** Opening Data listing block **
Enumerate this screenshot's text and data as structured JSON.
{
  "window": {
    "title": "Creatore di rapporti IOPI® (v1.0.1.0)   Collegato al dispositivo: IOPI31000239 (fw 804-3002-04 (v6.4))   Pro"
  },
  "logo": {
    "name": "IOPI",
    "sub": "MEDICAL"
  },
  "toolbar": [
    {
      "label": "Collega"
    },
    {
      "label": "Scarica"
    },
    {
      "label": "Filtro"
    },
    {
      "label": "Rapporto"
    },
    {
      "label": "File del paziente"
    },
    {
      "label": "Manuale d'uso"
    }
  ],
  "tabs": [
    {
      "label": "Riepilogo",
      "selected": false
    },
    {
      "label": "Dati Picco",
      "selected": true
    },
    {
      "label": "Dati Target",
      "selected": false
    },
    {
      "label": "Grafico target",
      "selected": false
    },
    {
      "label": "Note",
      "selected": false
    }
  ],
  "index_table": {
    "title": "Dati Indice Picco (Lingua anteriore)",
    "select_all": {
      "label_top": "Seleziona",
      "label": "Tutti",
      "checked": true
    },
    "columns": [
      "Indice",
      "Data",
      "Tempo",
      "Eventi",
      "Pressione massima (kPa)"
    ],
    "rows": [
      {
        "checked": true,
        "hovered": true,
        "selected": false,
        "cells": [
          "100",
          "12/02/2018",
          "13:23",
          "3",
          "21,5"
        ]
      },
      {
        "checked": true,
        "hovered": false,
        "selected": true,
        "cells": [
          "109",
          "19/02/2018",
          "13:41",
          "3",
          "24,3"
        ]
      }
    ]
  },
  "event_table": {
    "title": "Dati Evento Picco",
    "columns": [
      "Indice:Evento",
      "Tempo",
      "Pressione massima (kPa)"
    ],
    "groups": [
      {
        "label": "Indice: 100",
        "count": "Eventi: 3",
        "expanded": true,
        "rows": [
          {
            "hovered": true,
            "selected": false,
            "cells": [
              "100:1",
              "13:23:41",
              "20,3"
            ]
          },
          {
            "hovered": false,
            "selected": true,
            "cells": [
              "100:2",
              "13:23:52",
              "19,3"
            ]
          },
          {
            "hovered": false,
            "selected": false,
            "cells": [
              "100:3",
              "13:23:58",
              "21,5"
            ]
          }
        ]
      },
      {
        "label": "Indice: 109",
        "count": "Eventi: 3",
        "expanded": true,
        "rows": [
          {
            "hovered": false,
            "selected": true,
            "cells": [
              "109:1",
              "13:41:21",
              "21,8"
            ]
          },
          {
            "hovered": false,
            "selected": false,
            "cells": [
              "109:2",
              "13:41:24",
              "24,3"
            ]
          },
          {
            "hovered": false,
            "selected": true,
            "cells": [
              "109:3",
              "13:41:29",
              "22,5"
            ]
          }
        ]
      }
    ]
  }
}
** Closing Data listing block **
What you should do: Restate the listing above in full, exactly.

The answer:
Enumerate this screenshot's text and data as structured JSON.
{
  "window": {
    "title": "Creatore di rapporti IOPI® (v1.0.1.0)   Collegato al dispositivo: IOPI31000239 (fw 804-3002-04 (v6.4))   Pro"
  },
  "logo": {
    "name": "IOPI",
    "sub": "MEDICAL"
  },
  "toolbar": [
    {
      "label": "Collega"
    },
    {
      "label": "Scarica"
    },
    {
      "label": "Filtro"
    },
    {
      "label": "Rapporto"
    },
    {
      "label": "File del paziente"
    },
    {
      "label": "Manuale d'uso"
    }
  ],
  "tabs": [
    {
      "label": "Riepilogo",
      "selected": false
    },
    {
      "label": "Dati Picco",
      "selected": true
    },
    {
      "label": "Dati Target",
      "selected": false
    },
    {
      "label": "Grafico target",
      "selected": false
    },
    {
      "label": "Note",
      "selected": false
    }
  ],
  "index_table": {
    "title": "Dati Indice Picco (Lingua anteriore)",
    "select_all": {
      "label_top": "Seleziona",
      "label": "Tutti",
      "checked": true
    },
    "columns": [
      "Indice",
      "Data",
      "Tempo",
      "Eventi",
      "Pressione massima (kPa)"
    ],
    "rows": [
      {
        "checked": true,
        "hovered": true,
        "selected": false,
        "cells": [
          "100",
          "12/02/2018",
          "13:23",
          "3",
          "21,5"
        ]
      },
      {
        "checked": true,
        "hovered": false,
        "selected": true,
        "cells": [
          "109",
          "19/02/2018",
          "13:41",
          "3",
          "24,3"
        ]
      }
    ]
  },
  "event_table": {
    "title": "Dati Evento Picco",
    "columns": [
      "Indice:Evento",
      "Tempo",
      "Pressione massima (kPa)"
    ],
    "groups": [
      {
        "label": "Indice: 100",
        "count": "Eventi: 3",
        "expanded": true,
        "rows": [
          {
            "hovered": true,
            "selected": false,
            "cells": [
              "100:1",
              "13:23:41",
              "20,3"
            ]
          },
          {
            "hovered": false,
            "selected": true,
            "cells": [
              "100:2",
              "13:23:52",
              "19,3"
            ]
          },
          {
            "hovered": false,
            "selected": false,
            "cells": [
              "100:3",
              "13:23:58",
              "21,5"
            ]
          }
        ]
      },
      {
        "label": "Indice: 109",
        "count": "Eventi: 3",
        "expanded": true,
        "rows": [
          {
            "hovered": false,
            "selected": true,
            "cells": [
              "109:1",
              "13:41:21",
              "21,8"
            ]
          },
          {
            "hovered": false,
            "selected": false,
            "cells": [
              "109:2",
              "13:41:24",
              "24,3"
            ]
          },
          {
            "hovered": false,
            "selected": true,
            "cells": [
              "109:3",
              "13:41:29",
              "22,5"
            ]
          }
        ]
      }
    ]
  }
}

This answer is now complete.